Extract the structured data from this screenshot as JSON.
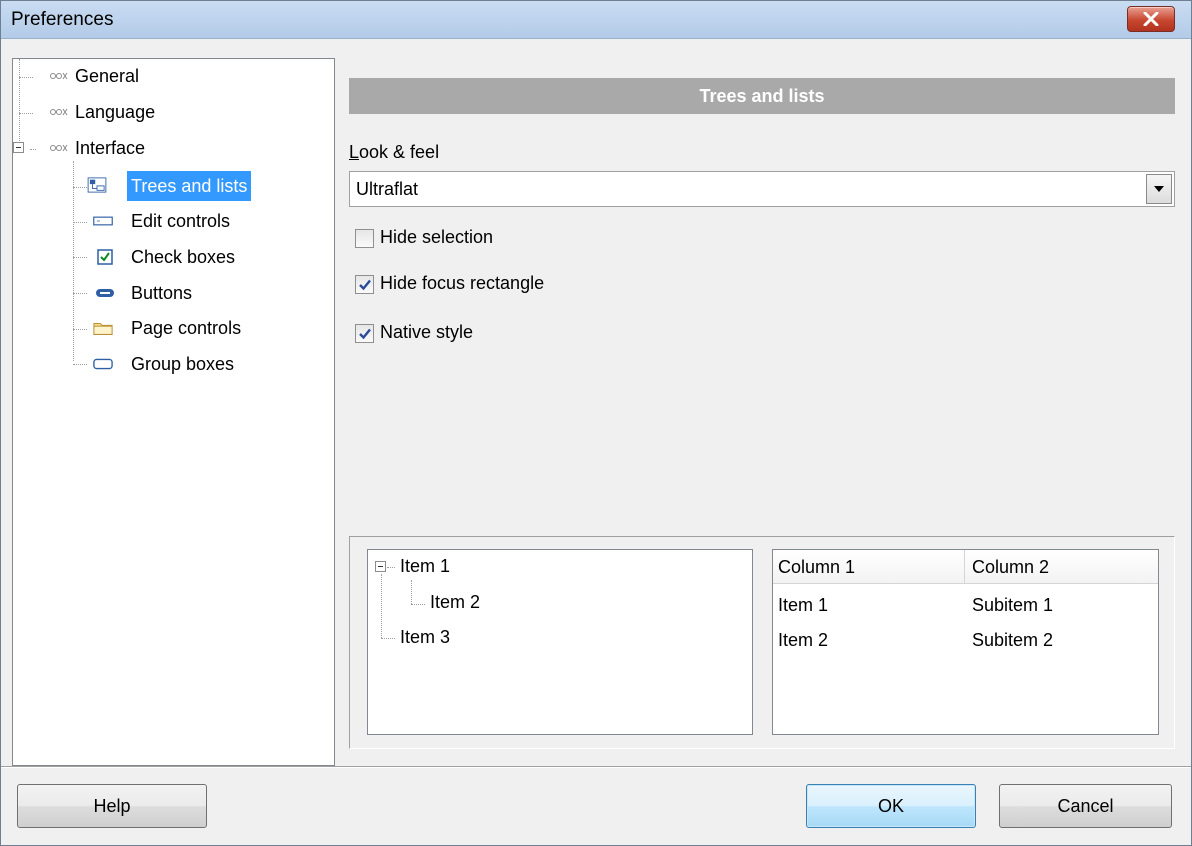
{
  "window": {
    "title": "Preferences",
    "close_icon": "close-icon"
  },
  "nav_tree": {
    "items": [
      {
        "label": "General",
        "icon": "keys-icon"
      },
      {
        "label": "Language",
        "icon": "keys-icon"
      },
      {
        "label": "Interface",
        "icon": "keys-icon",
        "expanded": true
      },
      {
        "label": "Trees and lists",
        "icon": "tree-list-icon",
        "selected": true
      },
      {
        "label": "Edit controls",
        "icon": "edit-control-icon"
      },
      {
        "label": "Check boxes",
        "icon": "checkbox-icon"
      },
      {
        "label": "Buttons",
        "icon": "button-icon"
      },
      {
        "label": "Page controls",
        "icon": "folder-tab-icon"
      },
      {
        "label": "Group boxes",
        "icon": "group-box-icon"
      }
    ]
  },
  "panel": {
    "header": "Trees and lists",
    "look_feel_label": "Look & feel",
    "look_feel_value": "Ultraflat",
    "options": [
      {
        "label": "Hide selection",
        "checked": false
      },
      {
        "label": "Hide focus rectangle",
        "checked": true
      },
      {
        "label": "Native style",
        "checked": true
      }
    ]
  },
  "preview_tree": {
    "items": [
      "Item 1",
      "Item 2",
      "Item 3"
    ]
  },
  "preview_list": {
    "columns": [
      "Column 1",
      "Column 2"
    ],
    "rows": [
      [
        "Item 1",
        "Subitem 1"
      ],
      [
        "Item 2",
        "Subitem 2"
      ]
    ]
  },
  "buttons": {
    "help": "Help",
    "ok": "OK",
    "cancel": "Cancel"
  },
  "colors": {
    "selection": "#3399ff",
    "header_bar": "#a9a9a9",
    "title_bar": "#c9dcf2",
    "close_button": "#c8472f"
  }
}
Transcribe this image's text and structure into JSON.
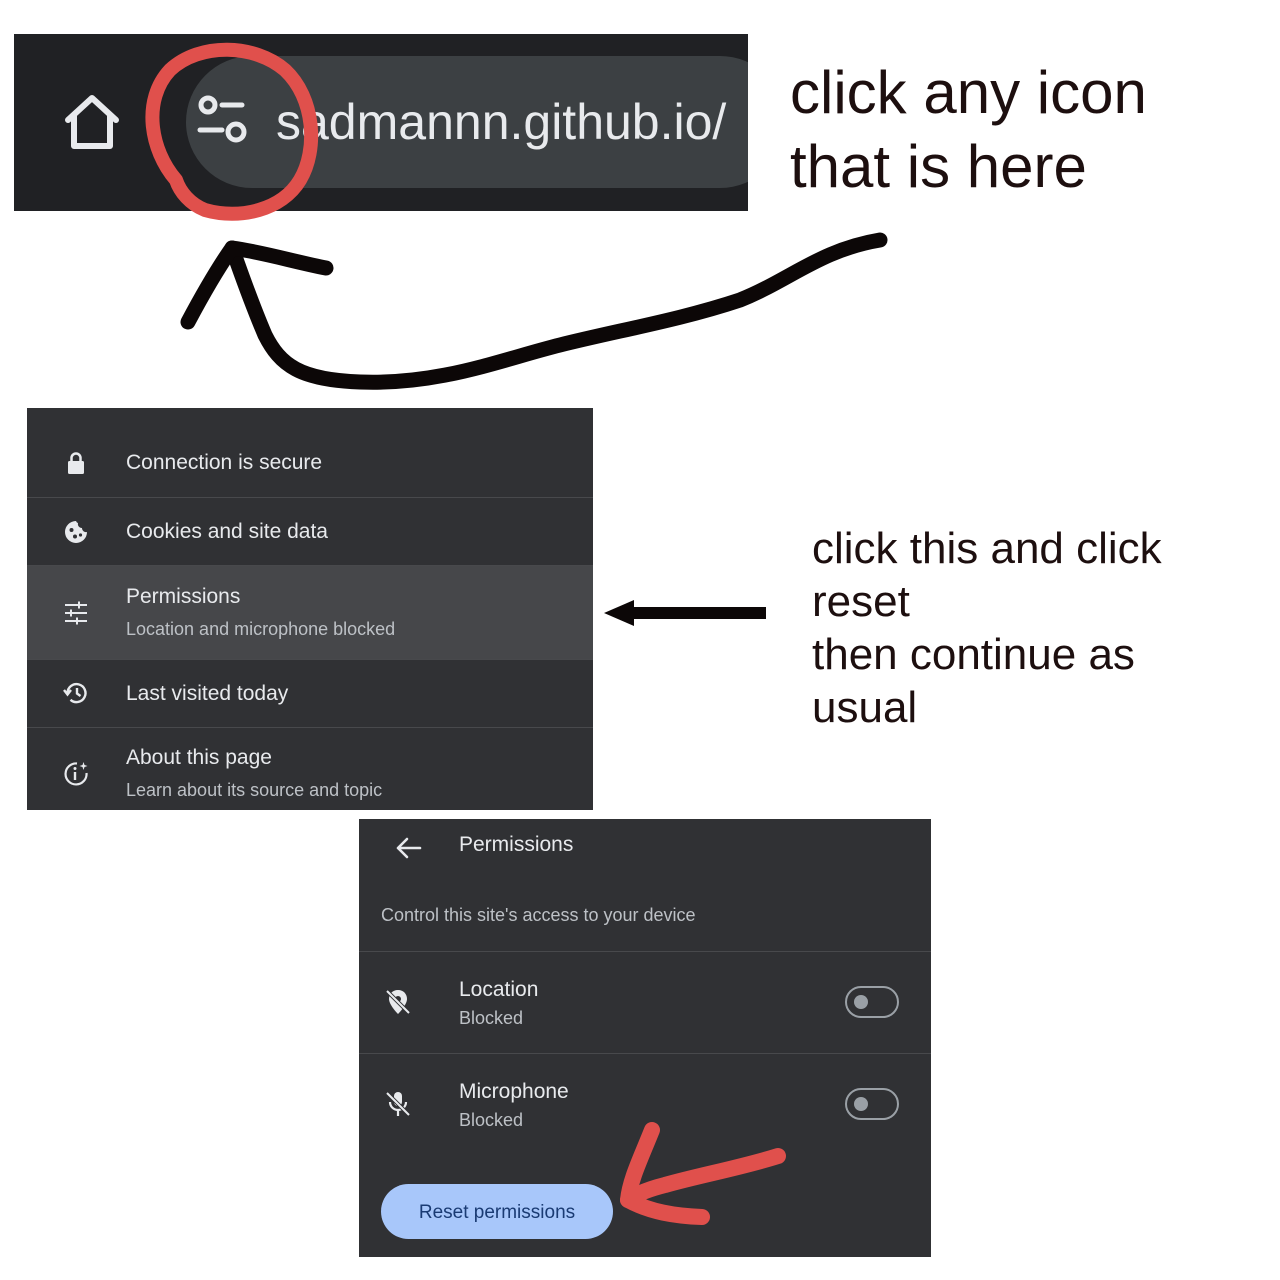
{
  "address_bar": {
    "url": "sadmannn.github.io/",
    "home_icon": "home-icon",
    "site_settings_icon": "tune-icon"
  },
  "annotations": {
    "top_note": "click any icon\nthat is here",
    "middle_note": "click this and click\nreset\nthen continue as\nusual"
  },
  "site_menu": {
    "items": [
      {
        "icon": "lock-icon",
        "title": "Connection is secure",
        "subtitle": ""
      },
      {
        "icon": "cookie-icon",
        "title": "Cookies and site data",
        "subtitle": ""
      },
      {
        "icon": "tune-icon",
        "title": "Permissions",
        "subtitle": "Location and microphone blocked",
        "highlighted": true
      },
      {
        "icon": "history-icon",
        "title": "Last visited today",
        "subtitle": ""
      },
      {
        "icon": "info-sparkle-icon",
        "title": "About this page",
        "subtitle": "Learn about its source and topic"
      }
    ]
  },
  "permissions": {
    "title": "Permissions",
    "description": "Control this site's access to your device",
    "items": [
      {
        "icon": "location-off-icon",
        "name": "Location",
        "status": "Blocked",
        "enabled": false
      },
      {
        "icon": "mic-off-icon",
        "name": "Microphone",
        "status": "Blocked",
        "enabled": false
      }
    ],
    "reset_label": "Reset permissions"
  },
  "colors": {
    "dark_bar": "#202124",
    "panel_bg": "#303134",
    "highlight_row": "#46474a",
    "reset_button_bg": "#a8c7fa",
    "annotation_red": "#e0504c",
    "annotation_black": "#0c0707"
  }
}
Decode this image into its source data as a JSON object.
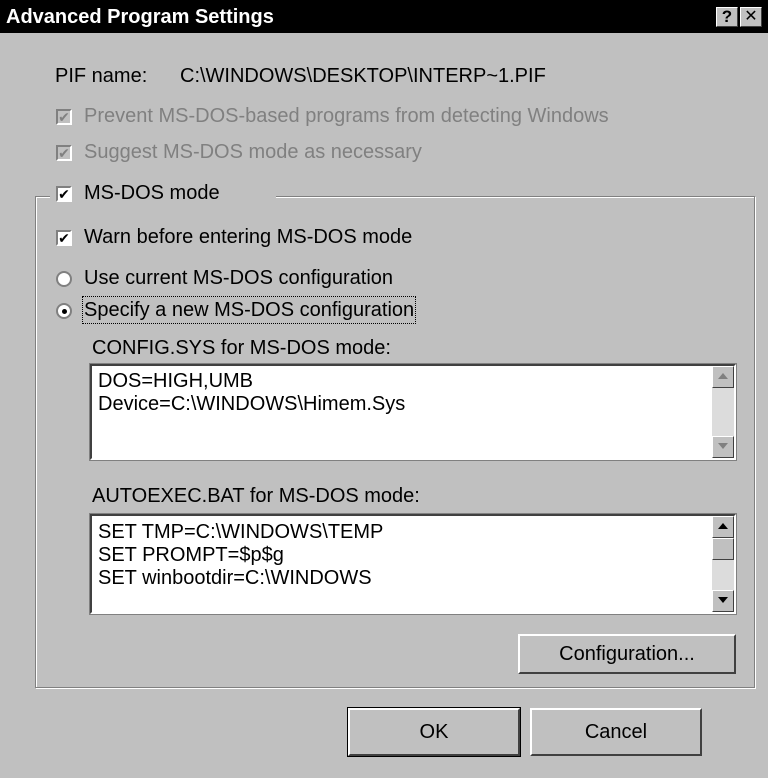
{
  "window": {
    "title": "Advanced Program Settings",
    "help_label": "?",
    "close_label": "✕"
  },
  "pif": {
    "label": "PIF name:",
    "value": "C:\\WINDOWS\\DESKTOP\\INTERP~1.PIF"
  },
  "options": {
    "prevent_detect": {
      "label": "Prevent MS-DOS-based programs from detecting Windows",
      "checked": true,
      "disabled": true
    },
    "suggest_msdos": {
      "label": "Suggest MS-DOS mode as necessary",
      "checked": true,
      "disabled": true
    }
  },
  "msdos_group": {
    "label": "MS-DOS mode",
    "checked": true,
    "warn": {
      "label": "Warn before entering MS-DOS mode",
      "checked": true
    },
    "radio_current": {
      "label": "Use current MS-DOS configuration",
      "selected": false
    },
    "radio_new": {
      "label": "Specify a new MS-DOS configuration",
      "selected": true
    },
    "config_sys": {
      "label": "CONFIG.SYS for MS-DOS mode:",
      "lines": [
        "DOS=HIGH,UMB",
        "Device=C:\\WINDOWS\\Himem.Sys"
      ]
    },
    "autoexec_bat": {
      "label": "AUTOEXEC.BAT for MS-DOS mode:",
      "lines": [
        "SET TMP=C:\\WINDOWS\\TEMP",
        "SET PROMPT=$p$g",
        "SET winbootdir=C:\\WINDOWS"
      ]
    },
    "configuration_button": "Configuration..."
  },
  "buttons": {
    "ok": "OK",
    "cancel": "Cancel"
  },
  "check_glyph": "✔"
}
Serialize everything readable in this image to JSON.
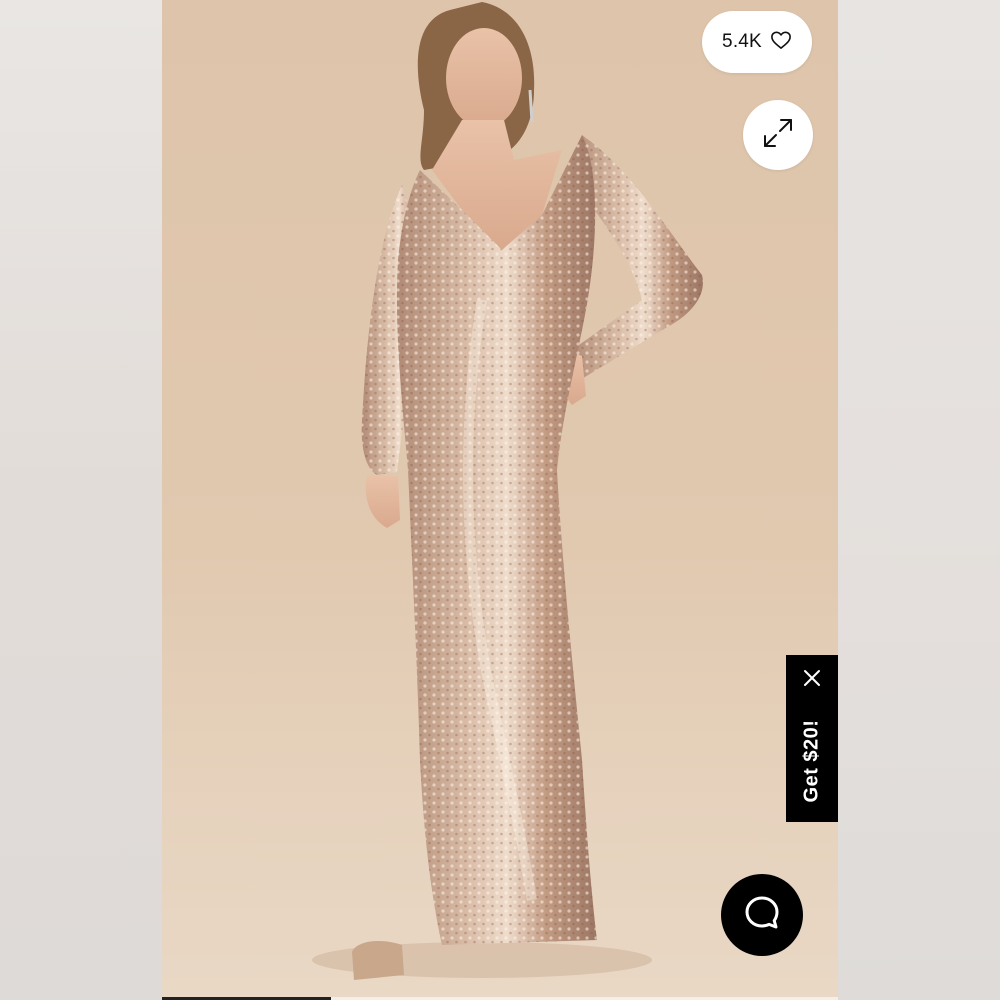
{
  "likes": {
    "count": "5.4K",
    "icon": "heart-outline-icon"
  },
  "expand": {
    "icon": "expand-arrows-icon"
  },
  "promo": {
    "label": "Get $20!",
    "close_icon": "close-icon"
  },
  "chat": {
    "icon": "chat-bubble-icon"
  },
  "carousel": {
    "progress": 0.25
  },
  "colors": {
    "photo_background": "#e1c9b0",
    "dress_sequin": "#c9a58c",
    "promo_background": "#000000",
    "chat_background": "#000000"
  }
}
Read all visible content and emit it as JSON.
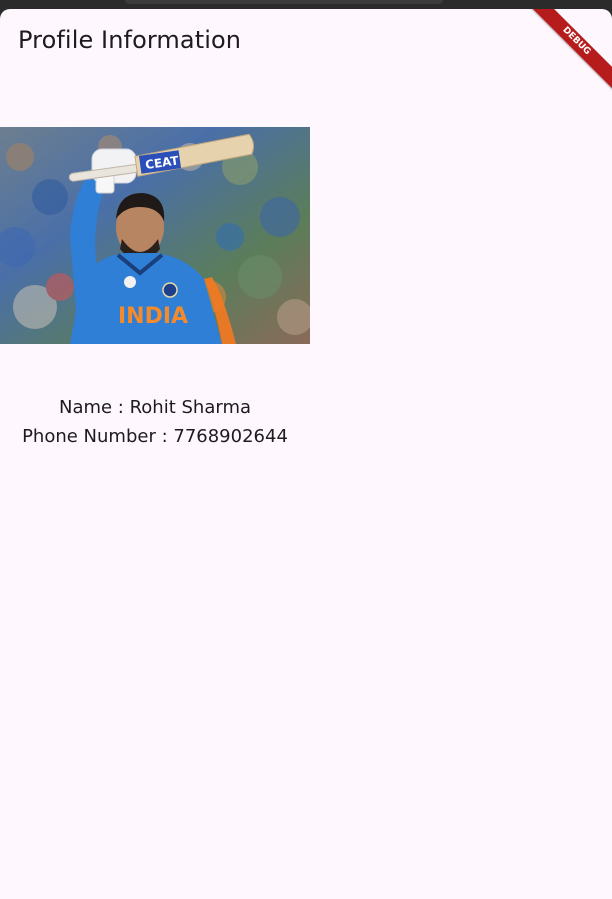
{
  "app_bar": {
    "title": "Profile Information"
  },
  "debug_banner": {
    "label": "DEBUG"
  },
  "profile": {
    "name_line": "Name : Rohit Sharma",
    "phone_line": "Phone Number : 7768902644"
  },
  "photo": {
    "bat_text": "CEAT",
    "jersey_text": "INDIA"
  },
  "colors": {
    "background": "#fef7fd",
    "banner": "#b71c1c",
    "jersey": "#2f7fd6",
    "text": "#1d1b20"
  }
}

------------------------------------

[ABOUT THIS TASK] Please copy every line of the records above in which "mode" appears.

[RESPONSE BELOW]
      "label": "Suggest MS-DOS mode as necessary",
    "label": "MS-DOS mode",
      "label": "Warn before entering MS-DOS mode",
      "label": "CONFIG.SYS for MS-DOS mode:",
      "label": "AUTOEXEC.BAT for MS-DOS mode:",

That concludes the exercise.